For beginners, a Rookie Round can be shot from the nearest BLACK markers at each target in order to become familiar with the tournament and scoring. During a Rookie Round, an archer will shoot all four arrows from the closest BLACK distance marker to the target as there are no “walkups” or “fans”.

We highly recommend that first time shooters at our Field Archery tournaments seek out a veteran competitor to shoot with to “learn the ropes.” PRA regular competitors are a friendly group of people who are always happy to show newcomers how the tournaments work. Please refer to the latest NFAA Constitution and Bylaws for the most up to date and detailed rules.

PRA Trophies and Awards

PRA members who complete at least three (3) full Hunter Rounds per year are eligible to win Annual PRA trophies and awards. Archers may shoot with any bow style as long as they accurately mark on the scorecard which NFAA bow category and age group they are shooting. To be eligible for awards for the Hunter Round, an archer must shoot at least three complete rounds per bow style (per year).

Additionally, scorecards must be filled out correctly, completely and legibly including name, bow category, age division, scores, totals and be signed by 3 individual archers (2 scorekeepers & a witness) any one of which can be the archer to whom the scorecard belongs.

PRA members wishing to submit a score to be considered for awards, MUST complete the round witnessed by 2 additional archers and have said witnesses sign their scorecards before submission. Scorecards submitted by competitors who shoot and score alone without the necessary verification, will NOT be accepted.
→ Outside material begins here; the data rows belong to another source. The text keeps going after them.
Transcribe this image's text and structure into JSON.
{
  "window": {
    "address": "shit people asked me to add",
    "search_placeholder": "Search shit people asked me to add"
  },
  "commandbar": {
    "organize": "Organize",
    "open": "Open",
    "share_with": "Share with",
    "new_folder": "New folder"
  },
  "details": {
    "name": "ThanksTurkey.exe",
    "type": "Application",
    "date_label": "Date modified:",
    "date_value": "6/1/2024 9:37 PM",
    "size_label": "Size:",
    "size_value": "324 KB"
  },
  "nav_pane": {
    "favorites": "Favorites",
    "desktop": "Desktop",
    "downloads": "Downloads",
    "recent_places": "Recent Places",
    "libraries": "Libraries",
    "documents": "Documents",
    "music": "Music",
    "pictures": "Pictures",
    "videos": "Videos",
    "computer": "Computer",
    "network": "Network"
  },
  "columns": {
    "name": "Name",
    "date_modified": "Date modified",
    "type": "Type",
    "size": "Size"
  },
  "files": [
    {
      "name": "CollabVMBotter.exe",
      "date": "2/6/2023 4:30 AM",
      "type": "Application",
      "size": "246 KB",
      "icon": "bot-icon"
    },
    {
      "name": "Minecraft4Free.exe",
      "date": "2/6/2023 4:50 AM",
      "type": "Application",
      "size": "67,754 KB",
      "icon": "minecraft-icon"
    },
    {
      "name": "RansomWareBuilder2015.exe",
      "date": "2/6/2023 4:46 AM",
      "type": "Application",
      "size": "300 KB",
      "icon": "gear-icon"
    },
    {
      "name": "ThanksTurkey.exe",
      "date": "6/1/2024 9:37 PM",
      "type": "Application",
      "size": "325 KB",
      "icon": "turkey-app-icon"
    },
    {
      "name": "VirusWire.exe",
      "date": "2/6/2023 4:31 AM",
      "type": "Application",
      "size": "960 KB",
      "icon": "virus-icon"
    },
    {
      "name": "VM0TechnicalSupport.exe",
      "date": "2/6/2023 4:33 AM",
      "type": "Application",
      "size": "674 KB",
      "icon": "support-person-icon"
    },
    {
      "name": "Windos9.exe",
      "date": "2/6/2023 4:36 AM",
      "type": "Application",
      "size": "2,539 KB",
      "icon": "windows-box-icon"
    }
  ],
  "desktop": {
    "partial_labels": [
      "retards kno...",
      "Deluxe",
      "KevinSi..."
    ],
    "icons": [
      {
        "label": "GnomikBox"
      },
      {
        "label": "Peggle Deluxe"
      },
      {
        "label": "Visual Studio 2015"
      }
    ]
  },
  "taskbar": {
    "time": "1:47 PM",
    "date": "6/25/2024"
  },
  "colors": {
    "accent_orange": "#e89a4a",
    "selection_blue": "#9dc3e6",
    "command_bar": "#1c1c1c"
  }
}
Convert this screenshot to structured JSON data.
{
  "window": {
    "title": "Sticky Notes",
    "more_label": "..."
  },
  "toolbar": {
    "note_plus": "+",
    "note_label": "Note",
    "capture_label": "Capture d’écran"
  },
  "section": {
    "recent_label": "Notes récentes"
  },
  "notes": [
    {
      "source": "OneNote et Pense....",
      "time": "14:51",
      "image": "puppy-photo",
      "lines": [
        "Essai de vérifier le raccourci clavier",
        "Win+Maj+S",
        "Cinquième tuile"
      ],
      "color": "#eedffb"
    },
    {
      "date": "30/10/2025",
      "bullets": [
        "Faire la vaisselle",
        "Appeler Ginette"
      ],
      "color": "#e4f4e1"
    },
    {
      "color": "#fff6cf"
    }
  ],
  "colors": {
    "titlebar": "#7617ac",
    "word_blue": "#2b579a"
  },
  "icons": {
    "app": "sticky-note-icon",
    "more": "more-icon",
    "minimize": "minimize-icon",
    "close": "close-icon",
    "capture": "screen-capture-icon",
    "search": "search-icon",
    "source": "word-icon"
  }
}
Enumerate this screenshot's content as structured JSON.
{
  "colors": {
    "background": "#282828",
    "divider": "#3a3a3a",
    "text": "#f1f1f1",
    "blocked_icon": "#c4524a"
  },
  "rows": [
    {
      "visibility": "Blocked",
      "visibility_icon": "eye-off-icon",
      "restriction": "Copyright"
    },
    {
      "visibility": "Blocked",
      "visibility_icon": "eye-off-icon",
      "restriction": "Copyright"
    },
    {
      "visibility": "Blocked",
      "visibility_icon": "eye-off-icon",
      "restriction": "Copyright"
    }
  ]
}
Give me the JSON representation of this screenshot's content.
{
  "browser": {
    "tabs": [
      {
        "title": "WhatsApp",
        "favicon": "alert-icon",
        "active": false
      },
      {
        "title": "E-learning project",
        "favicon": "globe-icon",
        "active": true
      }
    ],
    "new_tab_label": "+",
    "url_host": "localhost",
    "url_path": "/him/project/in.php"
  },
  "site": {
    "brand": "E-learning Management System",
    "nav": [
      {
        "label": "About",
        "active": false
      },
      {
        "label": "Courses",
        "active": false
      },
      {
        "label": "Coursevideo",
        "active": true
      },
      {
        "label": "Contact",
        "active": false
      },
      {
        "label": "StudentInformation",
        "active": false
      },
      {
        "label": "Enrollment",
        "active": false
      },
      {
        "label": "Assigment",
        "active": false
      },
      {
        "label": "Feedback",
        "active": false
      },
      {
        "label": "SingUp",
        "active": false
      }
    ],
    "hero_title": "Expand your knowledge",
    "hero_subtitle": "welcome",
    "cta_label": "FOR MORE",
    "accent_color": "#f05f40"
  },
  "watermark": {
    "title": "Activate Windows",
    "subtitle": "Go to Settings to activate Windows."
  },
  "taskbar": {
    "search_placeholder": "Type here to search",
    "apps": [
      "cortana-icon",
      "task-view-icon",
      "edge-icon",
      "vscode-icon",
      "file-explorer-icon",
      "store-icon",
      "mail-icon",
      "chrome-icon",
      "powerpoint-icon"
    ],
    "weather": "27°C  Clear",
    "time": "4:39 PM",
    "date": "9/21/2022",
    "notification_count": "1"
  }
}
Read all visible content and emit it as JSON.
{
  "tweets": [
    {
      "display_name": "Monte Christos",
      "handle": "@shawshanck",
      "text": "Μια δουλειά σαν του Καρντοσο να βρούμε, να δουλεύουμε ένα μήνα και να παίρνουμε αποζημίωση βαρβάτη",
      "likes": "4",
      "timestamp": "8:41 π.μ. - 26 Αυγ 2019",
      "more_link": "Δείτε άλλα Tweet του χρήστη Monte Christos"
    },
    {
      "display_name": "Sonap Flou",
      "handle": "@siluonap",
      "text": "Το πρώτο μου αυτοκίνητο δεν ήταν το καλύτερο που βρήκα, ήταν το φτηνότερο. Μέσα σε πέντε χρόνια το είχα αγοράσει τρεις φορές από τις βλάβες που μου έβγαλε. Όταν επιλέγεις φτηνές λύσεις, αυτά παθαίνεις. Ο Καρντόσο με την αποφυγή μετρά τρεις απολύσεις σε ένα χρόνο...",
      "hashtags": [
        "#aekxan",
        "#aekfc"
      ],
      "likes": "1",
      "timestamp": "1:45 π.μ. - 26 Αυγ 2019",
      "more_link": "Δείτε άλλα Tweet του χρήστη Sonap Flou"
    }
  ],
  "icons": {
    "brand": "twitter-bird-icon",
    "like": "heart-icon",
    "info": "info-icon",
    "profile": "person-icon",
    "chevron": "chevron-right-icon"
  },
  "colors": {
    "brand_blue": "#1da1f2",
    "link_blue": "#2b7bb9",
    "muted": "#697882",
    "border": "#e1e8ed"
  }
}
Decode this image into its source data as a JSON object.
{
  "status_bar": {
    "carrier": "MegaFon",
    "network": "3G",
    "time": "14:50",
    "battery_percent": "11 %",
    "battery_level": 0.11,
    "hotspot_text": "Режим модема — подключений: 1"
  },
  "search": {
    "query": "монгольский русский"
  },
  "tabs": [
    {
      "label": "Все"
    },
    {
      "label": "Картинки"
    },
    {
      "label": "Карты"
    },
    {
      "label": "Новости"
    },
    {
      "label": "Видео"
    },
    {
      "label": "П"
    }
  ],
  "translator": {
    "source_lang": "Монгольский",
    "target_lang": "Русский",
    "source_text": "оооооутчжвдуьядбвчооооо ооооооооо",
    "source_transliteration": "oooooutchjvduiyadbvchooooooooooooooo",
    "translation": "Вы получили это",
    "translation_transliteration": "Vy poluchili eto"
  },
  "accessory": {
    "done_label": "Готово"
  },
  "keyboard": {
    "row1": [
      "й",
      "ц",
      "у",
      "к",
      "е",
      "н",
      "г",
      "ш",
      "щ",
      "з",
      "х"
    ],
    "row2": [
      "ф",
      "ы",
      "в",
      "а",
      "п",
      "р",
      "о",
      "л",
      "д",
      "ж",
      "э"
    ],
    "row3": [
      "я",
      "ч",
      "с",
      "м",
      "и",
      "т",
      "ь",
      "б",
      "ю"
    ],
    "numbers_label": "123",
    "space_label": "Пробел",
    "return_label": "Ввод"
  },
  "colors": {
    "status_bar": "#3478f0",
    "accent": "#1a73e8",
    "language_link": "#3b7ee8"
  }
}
Celebrating the art of the Bow and Arrow in the historic Lower Arroyo since 1935